The future of food is now: Insects, lab-grown meat and biotech farming

The future of food is now: Insects, lab-grown meat and biotech farming

A diet of meal worms and crickets doesn’t sound a whole lot more appetizing than Charlton Heston’s cannibal snacks in the sci-fi classic Soylent Green.

But by the time Heston’s character declares the obvious — “Soylent Green is people!” — no one seemed to care any more. Proof you can get used to just about anything.

“Everything depends on taste,” said Yasmin Akhtar, a researcher at UBC’s faculty of land and food systems. “Reluctance is always cultural, but it doesn’t take long for people to get used to the flavour and the texture of insects.”

Students in her class on entomophagy — bug-eating — often incorporate insects into their daily diet after trying her insect-enhanced cookery.

“The moment they taste it, everything changes,” she said.

Crickets have been on the menu in parathas, flatbreads and pizza several times over the years at Vij’s and Rangoli, where they found an enthusiastic audience, according to chef Meeru Dhalwala.

At the PNE last year’s cricket burgers and cricket fries have been replaced by a cricket caramel apple. Canada’s cricket supplier — Ontario-based Entomo Farms  — also sells its crunchy snacks online.

But bugs really hit the mainstream earlier this year when Presidents Choice introduced 100% Cricket Powder at grocers such as Superstore.

Use it to chirp up your muffin or smoothie recipe with protein and brain-healthy vitamin B-12, said Akhtar.

One note of caution: Crickets contain a protein also found in crustaceans, so it’s a hazard for people allergic to crab and shrimp.

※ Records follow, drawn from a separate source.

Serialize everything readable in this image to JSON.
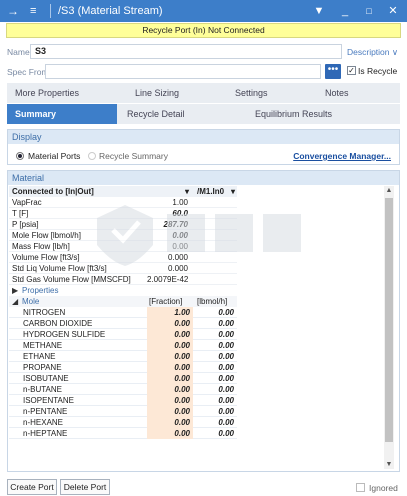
{
  "window": {
    "title": "/S3 (Material Stream)",
    "controls": [
      "pin-icon",
      "minimize-icon",
      "maximize-icon",
      "close-icon"
    ]
  },
  "banner": "Recycle Port (In) Not Connected",
  "name": {
    "label": "Name",
    "value": "S3",
    "description_link": "Description ∨"
  },
  "spec_from": {
    "label": "Spec From",
    "value": "",
    "button": "•••",
    "is_recycle_label": "Is Recycle",
    "is_recycle_checked": true
  },
  "tabs_top": [
    "More Properties",
    "Line Sizing",
    "Settings",
    "Notes"
  ],
  "tabs_bottom": [
    {
      "label": "Summary",
      "active": true
    },
    {
      "label": "Recycle Detail",
      "active": false
    },
    {
      "label": "Equilibrium Results",
      "active": false
    }
  ],
  "display": {
    "header": "Display",
    "option_material": "Material Ports",
    "option_recycle": "Recycle Summary",
    "convergence_link": "Convergence Manager..."
  },
  "material": {
    "header": "Material",
    "connected_label": "Connected to [In|Out]",
    "connected_out": "/M1.In0",
    "properties": [
      {
        "name": "VapFrac",
        "value": "1.00",
        "style": "plain"
      },
      {
        "name": "T [F]",
        "value": "60.0",
        "style": "bold"
      },
      {
        "name": "P [psia]",
        "value": "287.70",
        "style": "bold"
      },
      {
        "name": "Mole Flow [lbmol/h]",
        "value": "0.00",
        "style": "bold"
      },
      {
        "name": "Mass Flow [lb/h]",
        "value": "0.00",
        "style": "plain"
      },
      {
        "name": "Volume Flow [ft3/s]",
        "value": "0.000",
        "style": "plain"
      },
      {
        "name": "Std Liq Volume Flow [ft3/s]",
        "value": "0.000",
        "style": "plain"
      },
      {
        "name": "Std Gas Volume Flow [MMSCFD]",
        "value": "2.0079E-42",
        "style": "plain"
      }
    ],
    "properties_group": "Properties",
    "mole_group": "Mole",
    "col_fraction": "[Fraction]",
    "col_lbmol": "[lbmol/h]",
    "components": [
      {
        "name": "NITROGEN",
        "fraction": "1.00",
        "flow": "0.00"
      },
      {
        "name": "CARBON DIOXIDE",
        "fraction": "0.00",
        "flow": "0.00"
      },
      {
        "name": "HYDROGEN SULFIDE",
        "fraction": "0.00",
        "flow": "0.00"
      },
      {
        "name": "METHANE",
        "fraction": "0.00",
        "flow": "0.00"
      },
      {
        "name": "ETHANE",
        "fraction": "0.00",
        "flow": "0.00"
      },
      {
        "name": "PROPANE",
        "fraction": "0.00",
        "flow": "0.00"
      },
      {
        "name": "ISOBUTANE",
        "fraction": "0.00",
        "flow": "0.00"
      },
      {
        "name": "n-BUTANE",
        "fraction": "0.00",
        "flow": "0.00"
      },
      {
        "name": "ISOPENTANE",
        "fraction": "0.00",
        "flow": "0.00"
      },
      {
        "name": "n-PENTANE",
        "fraction": "0.00",
        "flow": "0.00"
      },
      {
        "name": "n-HEXANE",
        "fraction": "0.00",
        "flow": "0.00"
      },
      {
        "name": "n-HEPTANE",
        "fraction": "0.00",
        "flow": "0.00"
      }
    ]
  },
  "footer": {
    "create_port": "Create Port",
    "delete_port": "Delete Port",
    "ignored_label": "Ignored",
    "ignored_checked": false
  },
  "colors": {
    "accent": "#3d7ec9",
    "banner": "#ffff99",
    "editable_cell": "#fde8d6"
  }
}
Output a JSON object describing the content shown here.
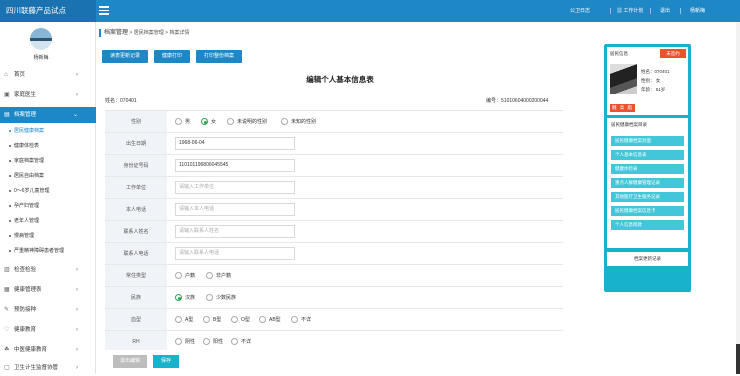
{
  "app": {
    "title": "四川联藤产品试点"
  },
  "topnav": {
    "cloud": "公卫日志",
    "plan": "工作计划",
    "logout": "退出",
    "user": "杨新梅"
  },
  "user": {
    "name": "杨新梅"
  },
  "sidebar": {
    "items": [
      {
        "label": "首页"
      },
      {
        "label": "家庭医生"
      },
      {
        "label": "档案管理"
      }
    ],
    "sub": [
      {
        "label": "居民健康档案"
      },
      {
        "label": "健康体检表"
      },
      {
        "label": "家庭档案管理"
      },
      {
        "label": "居民自由档案"
      },
      {
        "label": "0～6岁儿童管理"
      },
      {
        "label": "孕产妇管理"
      },
      {
        "label": "老年人管理"
      },
      {
        "label": "慢病管理"
      },
      {
        "label": "严重精神障碍患者管理"
      }
    ],
    "bottom": [
      {
        "label": "检查检验"
      },
      {
        "label": "健康管理表"
      },
      {
        "label": "预防接种"
      },
      {
        "label": "健康教育"
      },
      {
        "label": "中医健康教育"
      },
      {
        "label": "卫生计生监督协管"
      }
    ]
  },
  "breadcrumb": {
    "root": "档案管理",
    "sep1": ">",
    "l1": "居民档案管理",
    "sep2": ">",
    "l2": "档案详情"
  },
  "actions": {
    "update": "读表更新记录",
    "print_health": "健康打印",
    "print_cover": "打印整份档案"
  },
  "form": {
    "title": "编辑个人基本信息表",
    "name_label": "姓名：",
    "name": "070401",
    "id_label": "编号：",
    "id": "51010604000200044"
  },
  "fields": {
    "gender": {
      "label": "性别",
      "options": [
        "男",
        "女",
        "未说明的性别",
        "未知的性别"
      ],
      "selected": "女"
    },
    "birth": {
      "label": "出生日期",
      "value": "1968-06-04"
    },
    "idcard": {
      "label": "身份证号码",
      "value": "110101196806045545"
    },
    "work": {
      "label": "工作单位",
      "placeholder": "请输入工作单位"
    },
    "phone": {
      "label": "本人电话",
      "placeholder": "请输入本人电话"
    },
    "contact": {
      "label": "联系人姓名",
      "placeholder": "请输入联系人姓名"
    },
    "contact_phone": {
      "label": "联系人电话",
      "placeholder": "请输入联系人电话"
    },
    "residence": {
      "label": "常住类型",
      "options": [
        "户籍",
        "非户籍"
      ]
    },
    "ethnic": {
      "label": "民族",
      "options": [
        "汉族",
        "少数民族"
      ],
      "selected": "汉族"
    },
    "blood": {
      "label": "血型",
      "options": [
        "A型",
        "B型",
        "O型",
        "AB型",
        "不详"
      ]
    },
    "rh": {
      "label": "RH",
      "options": [
        "阴性",
        "阳性",
        "不详"
      ]
    }
  },
  "footer": {
    "cancel": "退出编辑",
    "save": "保存"
  },
  "panel": {
    "title": "居民信息",
    "sign": "未签约",
    "name": "姓名：070401",
    "gender": "性别： 女",
    "age": "年龄： 51岁",
    "tags": "糖 高 脂",
    "dir_title": "居民健康档案目录",
    "dir": [
      "居民健康档案封面",
      "个人基本信息表",
      "健康体检表",
      "重点人群健康管理记录",
      "其他医疗卫生服务记录",
      "居民健康档案信息卡",
      "个人信息附款"
    ],
    "bottom": "档案更新记录"
  }
}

Insect farming is a phenomenally sustainable business, using only a tiny fraction of the water needed for animal protein production, and they can be fed cheaply. Langley’s Enterra insect farm uses fruit and vegetable waste to grow soldier fly larvae to produce high-quality protein and fat used in salmon and chicken feed.

Fortunately, our diet going forward won’t be all about chowing down on miniature versions of Ridley Scott’s alien. Because culinary traditions change so slowly, you almost have to squint to see the creeping influence of technology on food.

Plant-based Beyond Meat burgers introduced across Canada by A&W look just like the real thing, and stay a little pink inside thanks to beet juice.

The heart of the burger patty recipe is pea protein and pulses, some of which are sourced from Canadian farmers.

“Lots of people are curious about it. For a lot of people, it’s about finding plant-based options for their diet,” said A&W president Susan Seneca

The future of food is now: Insects, lab-grown meat and biotech farming